- _Exercise directions_
In the listing below, find each line holding "fill" and copy it.

[Opening Records supplied section]

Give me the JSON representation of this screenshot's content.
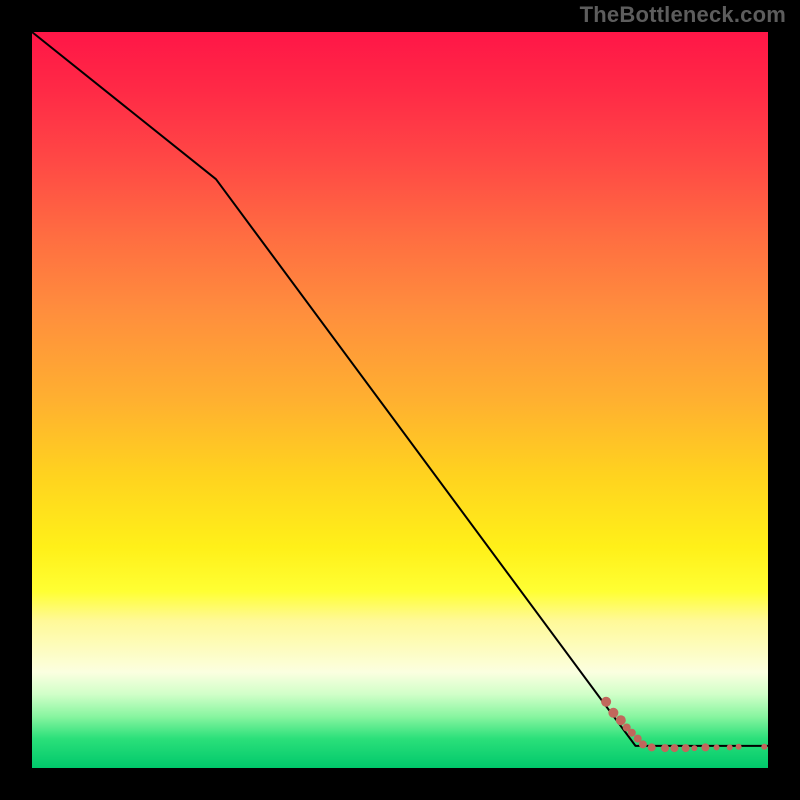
{
  "watermark": "TheBottleneck.com",
  "chart_data": {
    "type": "line",
    "title": "",
    "xlabel": "",
    "ylabel": "",
    "xlim": [
      0,
      100
    ],
    "ylim": [
      0,
      100
    ],
    "grid": false,
    "colors": {
      "gradient_top": "#ff1647",
      "gradient_bottom": "#00c86b",
      "line": "#000000",
      "marker": "#c1675c"
    },
    "series": [
      {
        "name": "curve",
        "style": "line",
        "x": [
          0,
          25,
          82,
          100
        ],
        "y": [
          100,
          80,
          3,
          3
        ]
      },
      {
        "name": "markers",
        "style": "scatter",
        "points": [
          {
            "x": 78.0,
            "y": 9.0,
            "r": 5
          },
          {
            "x": 79.0,
            "y": 7.5,
            "r": 5
          },
          {
            "x": 80.0,
            "y": 6.5,
            "r": 5
          },
          {
            "x": 80.8,
            "y": 5.5,
            "r": 4
          },
          {
            "x": 81.5,
            "y": 4.8,
            "r": 4
          },
          {
            "x": 82.3,
            "y": 4.0,
            "r": 4
          },
          {
            "x": 83.0,
            "y": 3.2,
            "r": 4
          },
          {
            "x": 84.2,
            "y": 2.8,
            "r": 4
          },
          {
            "x": 86.0,
            "y": 2.7,
            "r": 4
          },
          {
            "x": 87.3,
            "y": 2.7,
            "r": 4
          },
          {
            "x": 88.8,
            "y": 2.7,
            "r": 4
          },
          {
            "x": 90.0,
            "y": 2.7,
            "r": 3
          },
          {
            "x": 91.5,
            "y": 2.8,
            "r": 4
          },
          {
            "x": 93.0,
            "y": 2.8,
            "r": 3
          },
          {
            "x": 94.8,
            "y": 2.8,
            "r": 3
          },
          {
            "x": 96.0,
            "y": 2.9,
            "r": 3
          },
          {
            "x": 99.5,
            "y": 2.9,
            "r": 3
          }
        ]
      }
    ]
  }
}
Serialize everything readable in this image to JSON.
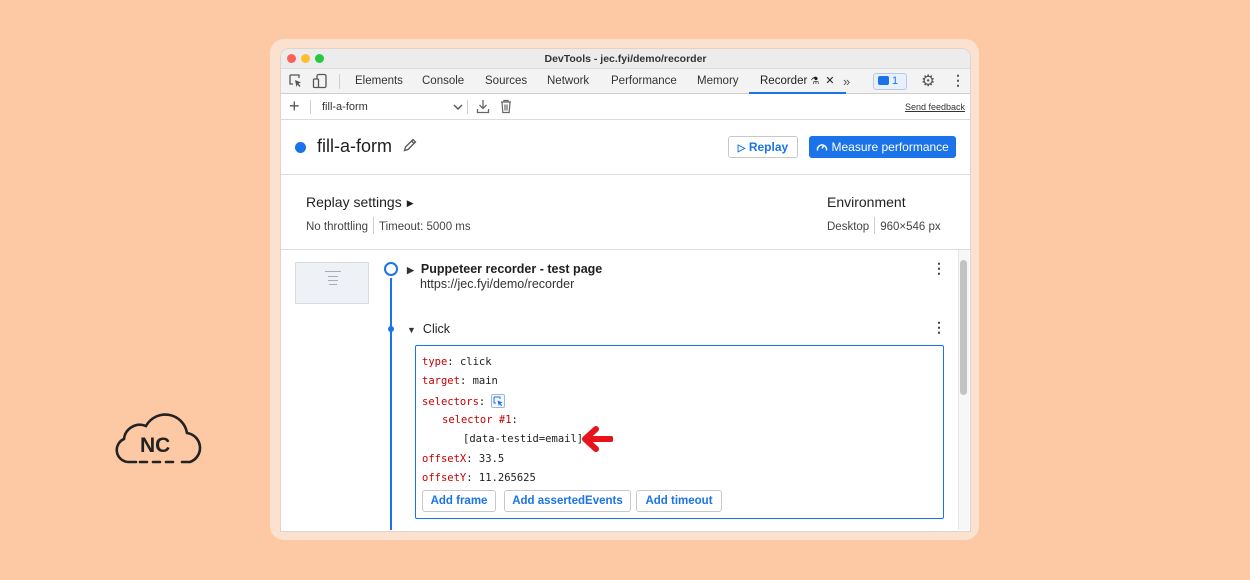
{
  "window": {
    "title": "DevTools - jec.fyi/demo/recorder"
  },
  "tabs": [
    {
      "label": "Elements"
    },
    {
      "label": "Console"
    },
    {
      "label": "Sources"
    },
    {
      "label": "Network"
    },
    {
      "label": "Performance"
    },
    {
      "label": "Memory"
    },
    {
      "label": "Recorder",
      "active": true
    }
  ],
  "toolbar": {
    "issues_count": "1"
  },
  "recorder_bar": {
    "recording_name": "fill-a-form",
    "feedback_label": "Send feedback"
  },
  "header": {
    "title": "fill-a-form",
    "replay_label": "Replay",
    "measure_label": "Measure performance"
  },
  "settings": {
    "title": "Replay settings",
    "throttling": "No throttling",
    "timeout": "Timeout: 5000 ms",
    "env_title": "Environment",
    "device": "Desktop",
    "viewport": "960×546 px"
  },
  "steps": [
    {
      "title": "Puppeteer recorder - test page",
      "url": "https://jec.fyi/demo/recorder"
    },
    {
      "title": "Click"
    }
  ],
  "step_details": {
    "type_key": "type",
    "type_val": "click",
    "target_key": "target",
    "target_val": "main",
    "selectors_key": "selectors",
    "selector_key": "selector #1",
    "selector_val": "[data-testid=email]",
    "offsetx_key": "offsetX",
    "offsetx_val": "33.5",
    "offsety_key": "offsetY",
    "offsety_val": "11.265625"
  },
  "actions": {
    "add_frame": "Add frame",
    "add_asserted": "Add assertedEvents",
    "add_timeout": "Add timeout"
  },
  "logo": {
    "text": "NC"
  },
  "colors": {
    "accent": "#1a73e8",
    "background": "#fdc9a4",
    "arrow": "#e8141b",
    "code_key": "#c80000"
  }
}
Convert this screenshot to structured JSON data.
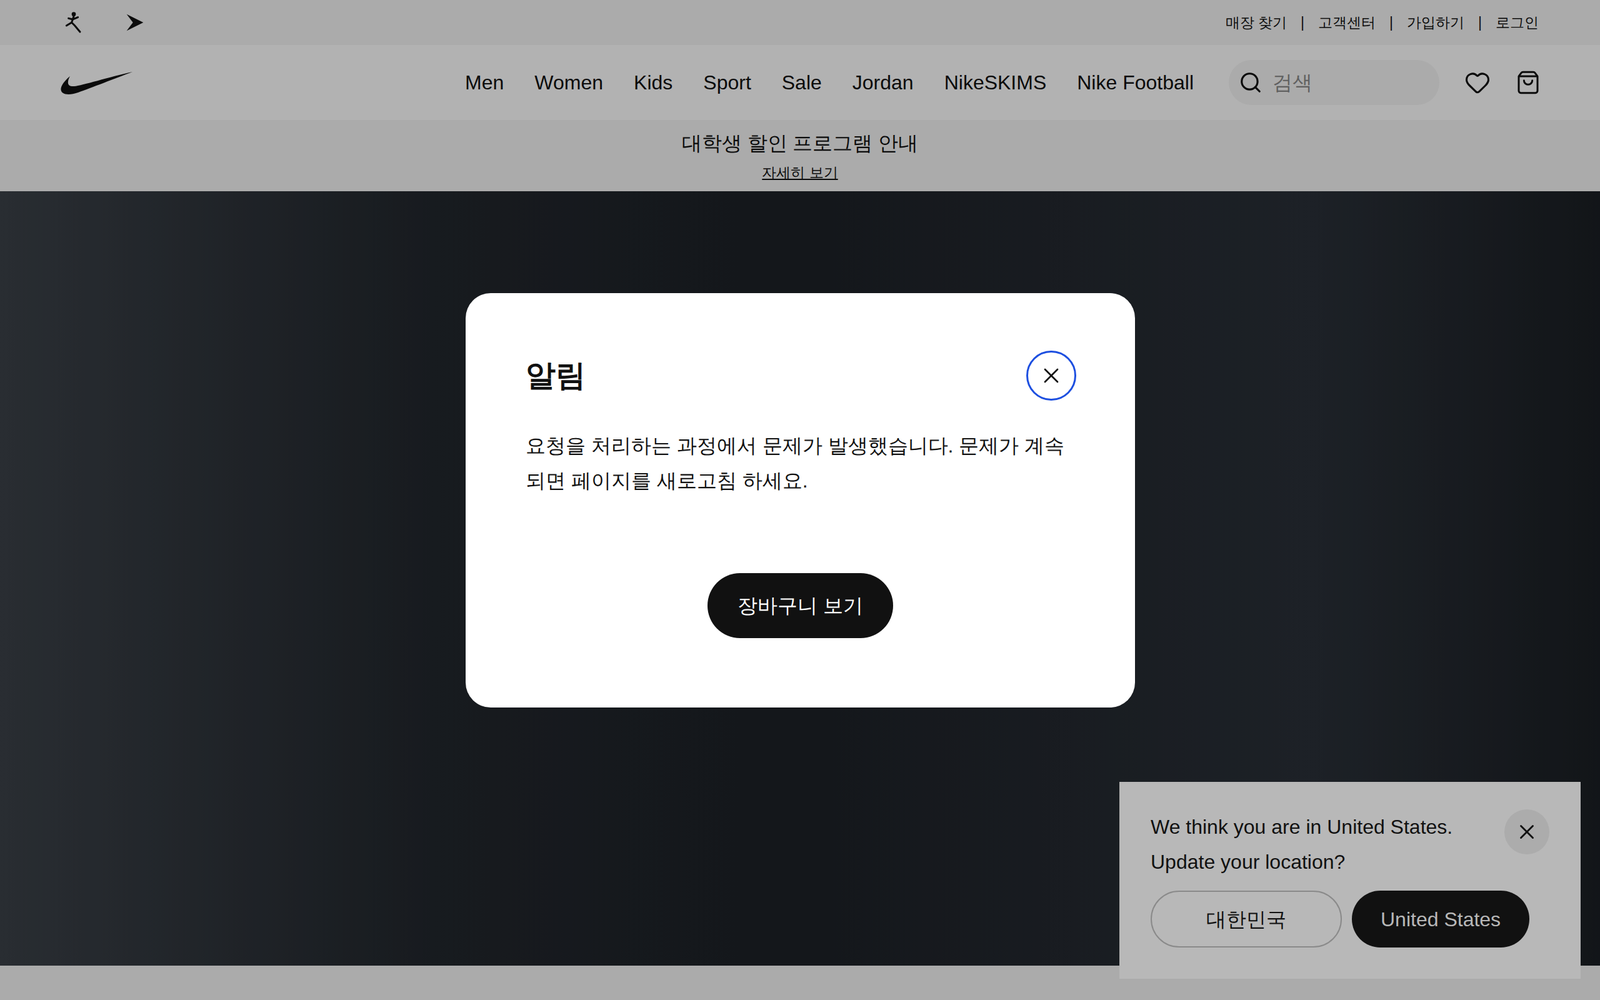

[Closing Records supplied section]

- _The answer_
    "recording_name": "fill-a-form",
    "title": "fill-a-form",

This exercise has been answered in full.